Despite the limitations of a small sample size and the fact that the DNA-based method was not conducted, and no antibiotics sensitivity test was performed, we believe that our results are clinically significant and may provide some useful information on the diagnosis and management of Acremonium fungal keratitis.
In conclusion, based on our findings, the most common risk factors for Acremonium fungal keratitis is ocular trauma, and Acremonium fungal keratitis might be treated better with natamycin and voriconazole than alternatives.
The authors report no conflicts of interest in this work.
Ou JI, Acharya NR. Epidemiology and treatment of fungal corneal ulcers. Int Ophthalmol Clin. 2007;47(3):7–16.
Fincher RM, Fisher JF, Lovell RD, Newman CL, Espinel-Ingroff A, Shadomy HJ. Infection due to the fungus Acremonium (cephalosporium). Medicine (Baltimore). 1991;70(6):398–409.
Anadolu R, Hilmioglu S, Oskay T, Boyvat A, Peksari Y, Gürgey E. Indolent Acremonium strictum infection in an immunocompetent patient. Int J Dermatol. 2001;40(7):451–453.
Lopes JO, Kolling LC, Neumaier W. Kerionlike lesion of the scalp due to Acremonium kiliense in a noncompromised boy.

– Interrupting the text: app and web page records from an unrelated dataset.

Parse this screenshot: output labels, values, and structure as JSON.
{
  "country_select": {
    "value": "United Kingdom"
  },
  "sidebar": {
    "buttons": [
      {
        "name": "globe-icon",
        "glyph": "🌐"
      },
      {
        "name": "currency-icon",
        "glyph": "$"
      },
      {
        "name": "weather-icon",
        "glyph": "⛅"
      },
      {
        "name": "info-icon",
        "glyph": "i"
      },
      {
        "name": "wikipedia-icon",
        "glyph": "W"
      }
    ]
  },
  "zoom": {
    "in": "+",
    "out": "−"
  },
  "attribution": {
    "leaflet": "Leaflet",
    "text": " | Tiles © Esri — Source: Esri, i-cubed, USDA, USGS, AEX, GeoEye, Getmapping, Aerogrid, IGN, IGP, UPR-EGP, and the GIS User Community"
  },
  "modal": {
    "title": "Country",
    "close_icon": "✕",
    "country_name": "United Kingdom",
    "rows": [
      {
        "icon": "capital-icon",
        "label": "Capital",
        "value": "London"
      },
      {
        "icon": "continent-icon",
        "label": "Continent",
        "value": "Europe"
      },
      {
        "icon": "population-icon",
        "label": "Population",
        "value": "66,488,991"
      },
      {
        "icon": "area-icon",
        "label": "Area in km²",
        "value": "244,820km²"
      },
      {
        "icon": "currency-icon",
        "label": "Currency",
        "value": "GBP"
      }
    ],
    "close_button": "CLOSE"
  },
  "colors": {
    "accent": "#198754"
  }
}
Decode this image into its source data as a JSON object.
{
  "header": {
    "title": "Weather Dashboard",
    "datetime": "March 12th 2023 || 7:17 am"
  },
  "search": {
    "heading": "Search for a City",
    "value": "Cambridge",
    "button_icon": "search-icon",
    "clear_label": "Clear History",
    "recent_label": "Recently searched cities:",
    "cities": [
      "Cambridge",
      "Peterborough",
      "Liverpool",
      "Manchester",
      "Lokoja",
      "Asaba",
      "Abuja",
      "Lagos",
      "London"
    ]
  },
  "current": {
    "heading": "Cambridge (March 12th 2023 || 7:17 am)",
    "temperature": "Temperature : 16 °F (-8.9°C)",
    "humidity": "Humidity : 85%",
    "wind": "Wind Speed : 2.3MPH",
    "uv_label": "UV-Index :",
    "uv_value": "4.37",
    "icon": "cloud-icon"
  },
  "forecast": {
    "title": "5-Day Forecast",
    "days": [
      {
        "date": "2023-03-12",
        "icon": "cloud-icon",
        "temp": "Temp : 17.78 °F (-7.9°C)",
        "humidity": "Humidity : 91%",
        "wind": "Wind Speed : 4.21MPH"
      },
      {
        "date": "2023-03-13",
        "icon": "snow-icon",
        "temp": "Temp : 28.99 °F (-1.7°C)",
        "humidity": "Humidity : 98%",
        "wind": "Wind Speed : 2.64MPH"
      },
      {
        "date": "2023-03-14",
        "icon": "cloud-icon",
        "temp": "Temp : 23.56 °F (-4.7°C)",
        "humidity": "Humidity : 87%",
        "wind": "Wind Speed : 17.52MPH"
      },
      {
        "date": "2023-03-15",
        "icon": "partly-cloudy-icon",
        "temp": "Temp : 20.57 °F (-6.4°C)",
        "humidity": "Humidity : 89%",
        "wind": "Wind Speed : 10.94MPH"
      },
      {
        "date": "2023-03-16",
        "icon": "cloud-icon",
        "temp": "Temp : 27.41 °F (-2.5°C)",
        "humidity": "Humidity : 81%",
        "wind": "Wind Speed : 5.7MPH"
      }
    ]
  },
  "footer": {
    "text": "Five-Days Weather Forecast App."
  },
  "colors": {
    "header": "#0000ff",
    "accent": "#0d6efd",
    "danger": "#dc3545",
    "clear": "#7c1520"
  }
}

Rev Inst Med Trop Sao Paulo. 1995;37(4):365–368.
Das S, Saha R, Dar SA, Ramachandran VG. Acremonium species: a review of the etiological agents of emerging hyalohyphomycosis. Mycopathologia. 2010;170(6):361–375.
Alfonso JF, Baamonde B, Santos J, et al. Acremonium fungal infection in 4 patients after laser in situ keratomileusis. J Cataract Refract Surg. 2004;30:262–272.
Zaias N. Superficial white onychomycosis. Sabouraudia. 1966;5:99–103.
Schinabeck MK, Ghannoum MA. Human hyalohyphomycoses: a review of human infections due to Acremonium spp., Paecilomyces spp., Penicillium spp., and Scopulariopsis spp. J Chemother. 2003; 15 Suppl 2:5–15.
Walsh TJ, Groll AA, Hiemenz J, et al. Infections due to emerging and uncommon medically important fungal pathogens. Clin Microbiol Infect. 2004;10:48–66.
Domsch KH, Fisher JF, Lovell RD, et al. Acremonium in Compendium of Soil Fungi. Germany: IHW-Verlag, Eching; 2007:30–38.
Summerbell RC. Aspergillus, Fusarium, Sporothrix, Piedraia. And their relatives. In: Howard DH, editor. Pathogenic Fungi in Humans and Animals. 2nd ed. New York: Marcel Dekker; 2003:237–498.
Perdomo H, Sutton DA, García D, et al. Spectrum of clinically relevant Acremonium species in the United States. J Clin Microbiol. 2011;49(1):243–256.
Hurtado-Sarrió M, Duch-Samper A, Cisneros-Lanuza A, Díaz-Llopis M, Peman-Garcíia J, Vazquez-Polo A. Successful topical application of caspofungin in the treatment of fungal keratitis refractory to voriconazole. Arch Ophthalmol. 2010;128(7):941–942.
This work is published and licensed by Dove Medical Press Limited. The full terms of this license are available at https://www.dovepress.com/terms.php and incorporate the Creative Commons Attribution - Non Commercial (unported, v3.0) License. By accessing the work you hereby accept the Terms. Non-commercial uses of the work are permitted without any further permission from Dove Medical Press Limited, provided the work is properly attributed. For permission for commercial use of this work, please see paragraphs 4.2 and 5 of our Terms.Download Article [PDF]